EXERCISE:
Gather all lines with "title" from the records.

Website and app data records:
_ _ _ _ _
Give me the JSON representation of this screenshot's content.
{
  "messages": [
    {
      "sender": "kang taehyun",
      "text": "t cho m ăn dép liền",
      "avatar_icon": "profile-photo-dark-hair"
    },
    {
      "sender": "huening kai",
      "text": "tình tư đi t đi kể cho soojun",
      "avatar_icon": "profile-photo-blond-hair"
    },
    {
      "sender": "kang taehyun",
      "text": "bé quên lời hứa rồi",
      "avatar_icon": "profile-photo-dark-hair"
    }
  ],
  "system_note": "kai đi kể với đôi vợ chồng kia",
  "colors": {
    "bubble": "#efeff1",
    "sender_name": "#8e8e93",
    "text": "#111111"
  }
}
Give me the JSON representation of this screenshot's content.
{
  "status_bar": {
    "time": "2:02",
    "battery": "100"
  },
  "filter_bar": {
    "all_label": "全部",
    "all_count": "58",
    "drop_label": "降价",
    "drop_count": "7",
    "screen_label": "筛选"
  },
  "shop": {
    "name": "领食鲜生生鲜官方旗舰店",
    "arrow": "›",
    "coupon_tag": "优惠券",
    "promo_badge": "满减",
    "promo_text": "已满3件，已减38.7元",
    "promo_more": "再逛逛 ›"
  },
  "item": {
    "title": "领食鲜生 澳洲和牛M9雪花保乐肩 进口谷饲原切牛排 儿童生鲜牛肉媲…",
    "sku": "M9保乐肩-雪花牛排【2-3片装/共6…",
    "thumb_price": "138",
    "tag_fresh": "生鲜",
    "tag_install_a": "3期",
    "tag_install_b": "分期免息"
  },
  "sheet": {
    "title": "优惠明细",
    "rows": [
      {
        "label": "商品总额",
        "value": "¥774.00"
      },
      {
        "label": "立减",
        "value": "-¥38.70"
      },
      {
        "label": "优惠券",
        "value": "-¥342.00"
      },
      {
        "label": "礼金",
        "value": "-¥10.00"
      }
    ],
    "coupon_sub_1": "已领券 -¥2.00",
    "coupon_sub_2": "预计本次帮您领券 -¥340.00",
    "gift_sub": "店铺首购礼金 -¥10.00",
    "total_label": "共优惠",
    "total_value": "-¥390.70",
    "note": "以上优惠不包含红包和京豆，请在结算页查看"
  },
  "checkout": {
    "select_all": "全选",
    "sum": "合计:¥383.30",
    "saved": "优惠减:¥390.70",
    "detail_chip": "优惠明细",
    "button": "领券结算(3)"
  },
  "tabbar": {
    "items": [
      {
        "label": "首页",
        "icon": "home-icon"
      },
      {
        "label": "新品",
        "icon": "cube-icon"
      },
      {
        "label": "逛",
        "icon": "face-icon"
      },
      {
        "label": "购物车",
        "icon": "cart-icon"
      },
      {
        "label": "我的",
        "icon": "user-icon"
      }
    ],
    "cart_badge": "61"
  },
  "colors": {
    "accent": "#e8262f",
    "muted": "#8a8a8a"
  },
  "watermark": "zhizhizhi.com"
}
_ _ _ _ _
EXPECTED ANSWER:
    "title": "领食鲜生 澳洲和牛M9雪花保乐肩 进口谷饲原切牛排 儿童生鲜牛肉媲…",
    "title": "优惠明细",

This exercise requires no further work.